Sergio Pasca, MD: Tashia and John Morgridge Endowed Fellow
This article appeared in the Lucile Packard Children’s News publication in Spring 2013.
Sergiu Pasca, MD, arrived at Stanford with a pipe dream: to generate neurons from patients with autism in order to better understand the cellular underpinnings of this mysterious illness.
By taking non-invasive skin biopsies from patients with genetic forms of autism, he has succeeded in reprogramming them into stem cells and then differentiating those cells into neurons. Through this novel approach, he identified a set of specific cellular defects associated with autism – a discovery that was featured on the cover of Nature Medicine and then in an article published in Nature Neuroscience.
A medical doctor by training in his home country of Romania, Pasca took a non-traditional path, pursuing a career in basic research rather than immediately continuing his training as a clinician.

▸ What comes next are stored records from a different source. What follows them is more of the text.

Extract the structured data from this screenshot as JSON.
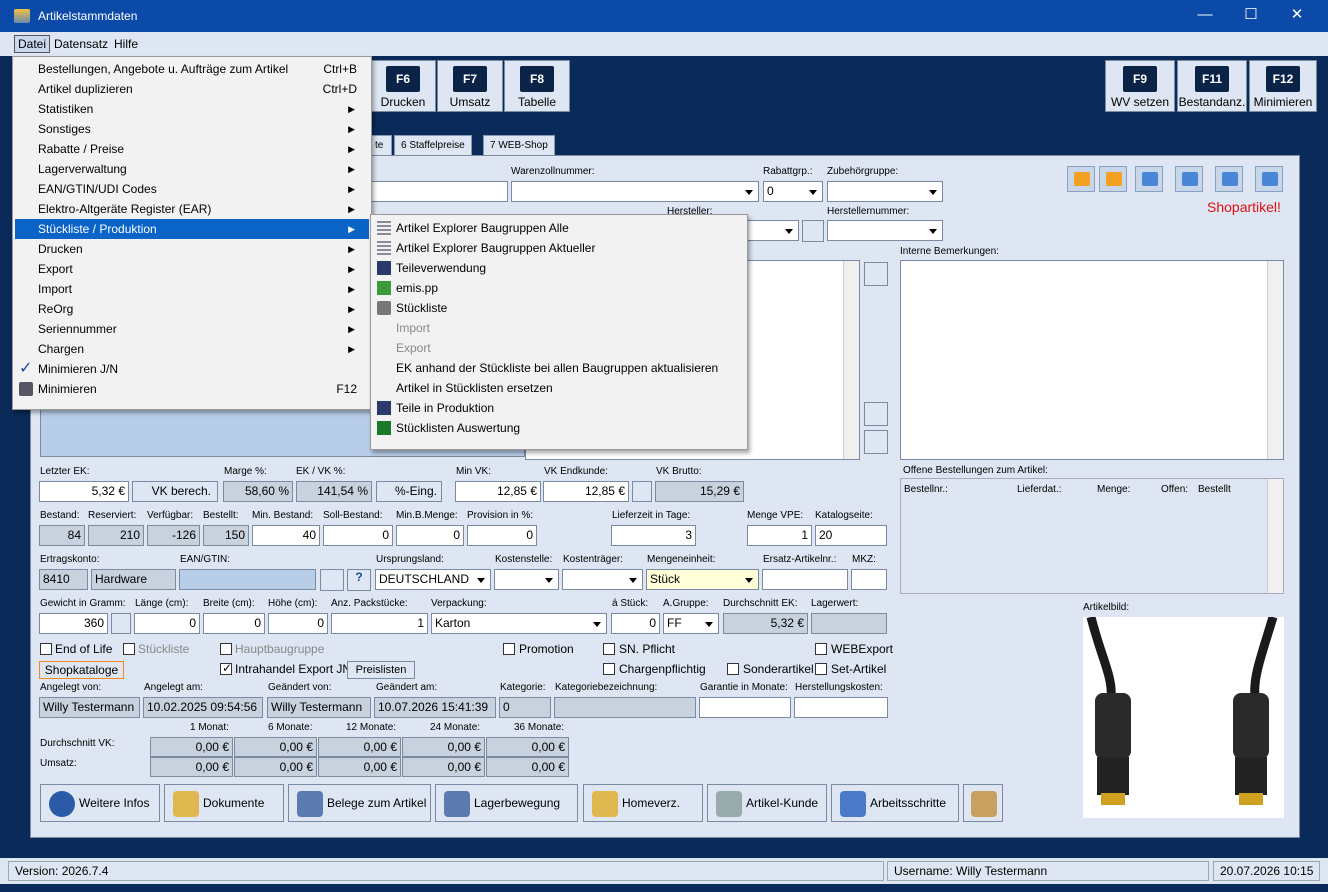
{
  "window": {
    "title": "Artikelstammdaten",
    "minimize": "—",
    "maximize": "☐",
    "close": "✕"
  },
  "menubar": {
    "datei": "Datei",
    "datensatz": "Datensatz",
    "hilfe": "Hilfe"
  },
  "fkeys": [
    {
      "key": "F6",
      "label": "Drucken"
    },
    {
      "key": "F7",
      "label": "Umsatz"
    },
    {
      "key": "F8",
      "label": "Tabelle"
    },
    {
      "key": "F9",
      "label": "WV setzen"
    },
    {
      "key": "F11",
      "label": "Bestandanz."
    },
    {
      "key": "F12",
      "label": "Minimieren"
    }
  ],
  "tabs": [
    "te",
    "6 Staffelpreise",
    "7 WEB-Shop"
  ],
  "shopflag": "Shopartikel!",
  "labels": {
    "warenzoll": "Warenzollnummer:",
    "rabattgrp": "Rabattgrp.:",
    "zubehoer": "Zubehörgruppe:",
    "hersteller": "Hersteller:",
    "herstellernr": "Herstellernummer:",
    "interne": "Interne Bemerkungen:",
    "offene": "Offene Bestellungen zum Artikel:",
    "letzter_ek": "Letzter EK:",
    "marge": "Marge %:",
    "ekvk": "EK / VK %:",
    "minvk": "Min VK:",
    "vkend": "VK Endkunde:",
    "vkbrutto": "VK Brutto:",
    "bestand": "Bestand:",
    "reserviert": "Reserviert:",
    "verfuegbar": "Verfügbar:",
    "bestellt": "Bestellt:",
    "minbestand": "Min. Bestand:",
    "sollbestand": "Soll-Bestand:",
    "minbmenge": "Min.B.Menge:",
    "provision": "Provision in %:",
    "lieferzeit": "Lieferzeit in Tage:",
    "mengevpe": "Menge VPE:",
    "katalogseite": "Katalogseite:",
    "ertragskonto": "Ertragskonto:",
    "ean": "EAN/GTIN:",
    "ursprung": "Ursprungsland:",
    "kostenstelle": "Kostenstelle:",
    "kostentraeger": "Kostenträger:",
    "mengeneinheit": "Mengeneinheit:",
    "ersatz": "Ersatz-Artikelnr.:",
    "mkz": "MKZ:",
    "gewicht": "Gewicht in Gramm:",
    "laenge": "Länge (cm):",
    "breite": "Breite (cm):",
    "hoehe": "Höhe (cm):",
    "packstuecke": "Anz. Packstücke:",
    "verpackung": "Verpackung:",
    "astueck": "á Stück:",
    "agruppe": "A.Gruppe:",
    "durchschnitt": "Durchschnitt EK:",
    "lagerwert": "Lagerwert:",
    "artikelbild": "Artikelbild:",
    "angelegtvon": "Angelegt von:",
    "angelegtam": "Angelegt am:",
    "geaendertvon": "Geändert von:",
    "geaendertam": "Geändert am:",
    "kategorie": "Kategorie:",
    "katbez": "Kategoriebezeichnung:",
    "garantie": "Garantie in Monate:",
    "herstkosten": "Herstellungskosten:",
    "m1": "1 Monat:",
    "m6": "6 Monate:",
    "m12": "12 Monate:",
    "m24": "24 Monate:",
    "m36": "36 Monate:",
    "dvk": "Durchschnitt VK:",
    "umsatz": "Umsatz:"
  },
  "values": {
    "rabatt": "0",
    "letzter_ek": "5,32 €",
    "marge": "58,60 %",
    "ekvk": "141,54 %",
    "minvk": "12,85 €",
    "vkend": "12,85 €",
    "vkbrutto": "15,29 €",
    "bestand": "84",
    "reserviert": "210",
    "verfuegbar": "-126",
    "bestellt": "150",
    "minbestand": "40",
    "sollbestand": "0",
    "minbmenge": "0",
    "provision": "0",
    "lieferzeit": "3",
    "mengevpe": "1",
    "katalogseite": "20",
    "konto": "8410",
    "kontoname": "Hardware",
    "ursprung": "DEUTSCHLAND",
    "mengeneinheit": "Stück",
    "gewicht": "360",
    "laenge": "0",
    "breite": "0",
    "hoehe": "0",
    "packstuecke": "1",
    "verpackung": "Karton",
    "astueck": "0",
    "agruppe": "FF",
    "durchschnitt": "5,32 €",
    "angelegtvon": "Willy Testermann",
    "angelegtam": "10.02.2025 09:54:56",
    "geaendertvon": "Willy Testermann",
    "geaendertam": "10.07.2026 15:41:39",
    "kategorie": "0",
    "euro0": "0,00 €"
  },
  "buttons": {
    "vkberech": "VK berech.",
    "eing": "%-Eing.",
    "shopkataloge": "Shopkataloge",
    "preislisten": "Preislisten"
  },
  "checks": {
    "eol": "End of Life",
    "stueckliste": "Stückliste",
    "hauptbaugruppe": "Hauptbaugruppe",
    "intrahandel": "Intrahandel Export JN",
    "promotion": "Promotion",
    "snpflicht": "SN. Pflicht",
    "chargen": "Chargenpflichtig",
    "sonder": "Sonderartikel",
    "webexport": "WEBExport",
    "set": "Set-Artikel"
  },
  "offene_cols": [
    "Bestellnr.:",
    "Lieferdat.:",
    "Menge:",
    "Offen:",
    "Bestellt"
  ],
  "bottom": [
    "Weitere Infos",
    "Dokumente",
    "Belege zum Artikel",
    "Lagerbewegung",
    "Homeverz.",
    "Artikel-Kunde",
    "Arbeitsschritte"
  ],
  "status": {
    "version": "Version: 2026.7.4",
    "user": "Username: Willy Testermann",
    "datetime": "20.07.2026 10:15"
  },
  "datei_menu": [
    {
      "label": "Bestellungen, Angebote u. Aufträge zum Artikel",
      "sc": "Ctrl+B"
    },
    {
      "label": "Artikel duplizieren",
      "sc": "Ctrl+D"
    },
    {
      "label": "Statistiken",
      "sub": true
    },
    {
      "label": "Sonstiges",
      "sub": true
    },
    {
      "label": "Rabatte / Preise",
      "sub": true
    },
    {
      "label": "Lagerverwaltung",
      "sub": true
    },
    {
      "label": "EAN/GTIN/UDI Codes",
      "sub": true
    },
    {
      "label": "Elektro-Altgeräte Register (EAR)",
      "sub": true
    },
    {
      "label": "Stückliste / Produktion",
      "sub": true,
      "sel": true
    },
    {
      "label": "Drucken",
      "sub": true
    },
    {
      "label": "Export",
      "sub": true
    },
    {
      "label": "Import",
      "sub": true
    },
    {
      "label": "ReOrg",
      "sub": true
    },
    {
      "label": "Seriennummer",
      "sub": true
    },
    {
      "label": "Chargen",
      "sub": true
    },
    {
      "label": "Minimieren J/N",
      "check": true
    },
    {
      "label": "Minimieren",
      "sc": "F12",
      "icon": true
    }
  ],
  "sub_menu": [
    {
      "label": "Artikel Explorer Baugruppen Alle",
      "icon": "grid"
    },
    {
      "label": "Artikel Explorer Baugruppen Aktueller",
      "icon": "grid"
    },
    {
      "label": "Teileverwendung",
      "icon": "doc"
    },
    {
      "label": "emis.pp",
      "icon": "green"
    },
    {
      "label": "Stückliste",
      "icon": "print"
    },
    {
      "label": "Import",
      "dis": true
    },
    {
      "label": "Export",
      "dis": true
    },
    {
      "label": "EK anhand der Stückliste bei allen Baugruppen aktualisieren"
    },
    {
      "label": "Artikel in Stücklisten ersetzen"
    },
    {
      "label": "Teile in Produktion",
      "icon": "doc"
    },
    {
      "label": "Stücklisten Auswertung",
      "icon": "xls"
    }
  ]
}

“I knew I wanted to do research in autism,” says Pasca, who had worked with patients during his clinical training in Romania and was frustrated by how little physicians could do for them.

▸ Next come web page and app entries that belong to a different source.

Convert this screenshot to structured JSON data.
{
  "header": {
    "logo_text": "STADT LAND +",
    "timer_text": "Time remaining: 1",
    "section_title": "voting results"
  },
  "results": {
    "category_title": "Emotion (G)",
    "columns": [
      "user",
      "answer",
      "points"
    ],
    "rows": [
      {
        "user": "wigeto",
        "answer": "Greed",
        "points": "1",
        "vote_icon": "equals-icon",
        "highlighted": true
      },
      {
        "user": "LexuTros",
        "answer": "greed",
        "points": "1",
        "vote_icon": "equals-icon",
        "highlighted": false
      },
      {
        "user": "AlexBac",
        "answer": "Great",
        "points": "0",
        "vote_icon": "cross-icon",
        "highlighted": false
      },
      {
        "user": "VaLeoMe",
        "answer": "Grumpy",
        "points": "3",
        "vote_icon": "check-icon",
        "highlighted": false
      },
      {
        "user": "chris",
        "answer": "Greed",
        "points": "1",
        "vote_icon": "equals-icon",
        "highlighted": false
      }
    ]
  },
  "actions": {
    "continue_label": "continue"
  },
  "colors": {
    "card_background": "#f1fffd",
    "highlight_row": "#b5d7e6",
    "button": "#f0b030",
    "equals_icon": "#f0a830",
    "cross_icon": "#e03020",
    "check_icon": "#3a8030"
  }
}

While still a medical student, Pasca learned of Ricardo Dolmetsch, PhD, associate professor of neurobiology at the Stanford School of Medicine, who was beginning a new approach to autism research, and knew immediately that Stanford was where he wanted to work.
“But as a medical doctor with no research training, he wasn’t particularly qualified,” recalls Dolmetsch, now Pasca’s advisor. Dolmetch was convinced to give Pasca a try by a Stanford colleague who met him while teaching in Romania.

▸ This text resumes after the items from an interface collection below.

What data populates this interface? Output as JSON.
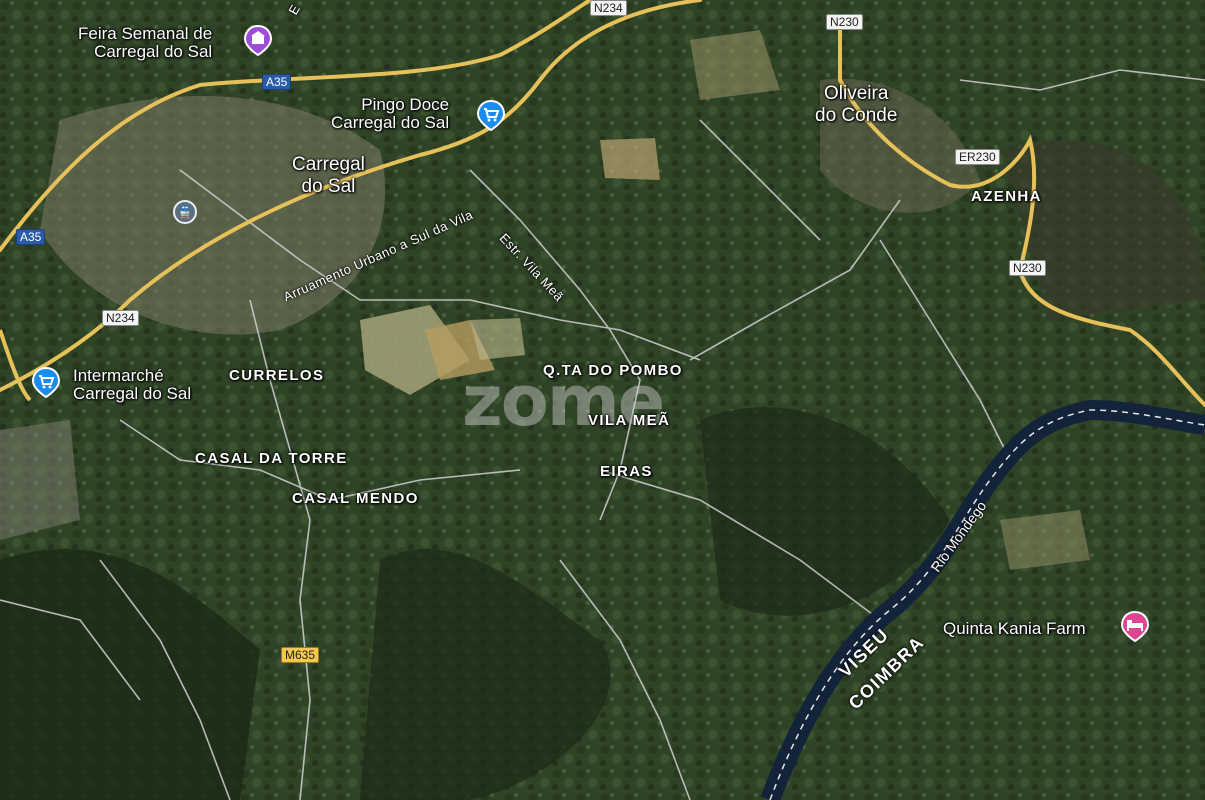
{
  "map": {
    "type": "satellite",
    "colors": {
      "forest_dark": "#1f2e1a",
      "forest": "#34492b",
      "field": "#8c8a62",
      "major_road": "#e6c15a",
      "minor_road": "#c9c9c9",
      "river": "#13233a",
      "shop_pin": "#1a8cf0",
      "event_pin": "#9c4ed6",
      "hotel_pin": "#e0458f"
    },
    "places": [
      {
        "name": "Carregal\ndo Sal",
        "size": "town"
      },
      {
        "name": "Oliveira\ndo Conde",
        "size": "town"
      },
      {
        "name": "AZENHA",
        "size": "village"
      },
      {
        "name": "CURRELOS",
        "size": "village"
      },
      {
        "name": "CASAL DA TORRE",
        "size": "village"
      },
      {
        "name": "CASAL MENDO",
        "size": "village"
      },
      {
        "name": "Q.TA DO POMBO",
        "size": "village"
      },
      {
        "name": "VILA MEÃ",
        "size": "village"
      },
      {
        "name": "EIRAS",
        "size": "village"
      }
    ],
    "pois": [
      {
        "name": "Feira Semanal de\nCarregal do Sal",
        "icon": "event-venue-icon"
      },
      {
        "name": "Pingo Doce\nCarregal do Sal",
        "icon": "shopping-cart-icon"
      },
      {
        "name": "Intermarché\nCarregal do Sal",
        "icon": "shopping-cart-icon"
      },
      {
        "name": "Quinta Kania Farm",
        "icon": "hotel-bed-icon"
      }
    ],
    "road_shields": {
      "a35_top": "A35",
      "a35_left": "A35",
      "n234_top": "N234",
      "n234_left": "N234",
      "n230_top": "N230",
      "er230": "ER230",
      "n230_right": "N230",
      "m635": "M635",
      "road_top_partial": "E"
    },
    "street_labels": {
      "arruamento": "Arruamento Urbano a Sul da Vila",
      "estrada": "Estr. Vila Meã"
    },
    "river_label": "Rio Mondego",
    "border_labels": {
      "north": "VISEU",
      "south": "COIMBRA"
    },
    "watermark": "zome"
  }
}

Dolmetsch had one stipulation – Pasca had to secure funding to support himself, a task that, due to inherent risk of the project, took nearly two years. His first one-year grant got him in the door at the Dolmetsch Lab. Subsequent funding from the Tashia and John Morgridge Endowed Fellowship in Pediatric Translational Medicine has allowed him to expand his work at Stanford.
“Although Sergiu had little formal training in basic research, he quickly became very good,” Dolmetsch notes. “In just a few years he has developed into an amazing postdoctoral fellow – one of the best I’ve ever had. His work has helped our lab become the first group to generate neurons from patients with autism.”
“We’re developing a new tool to move in the direction of rational drug development,” says Pasca. “This has never really been done for psychiatric diseases before. I really want to find new therapies and get them back to the patient. This is what draws me in every day.”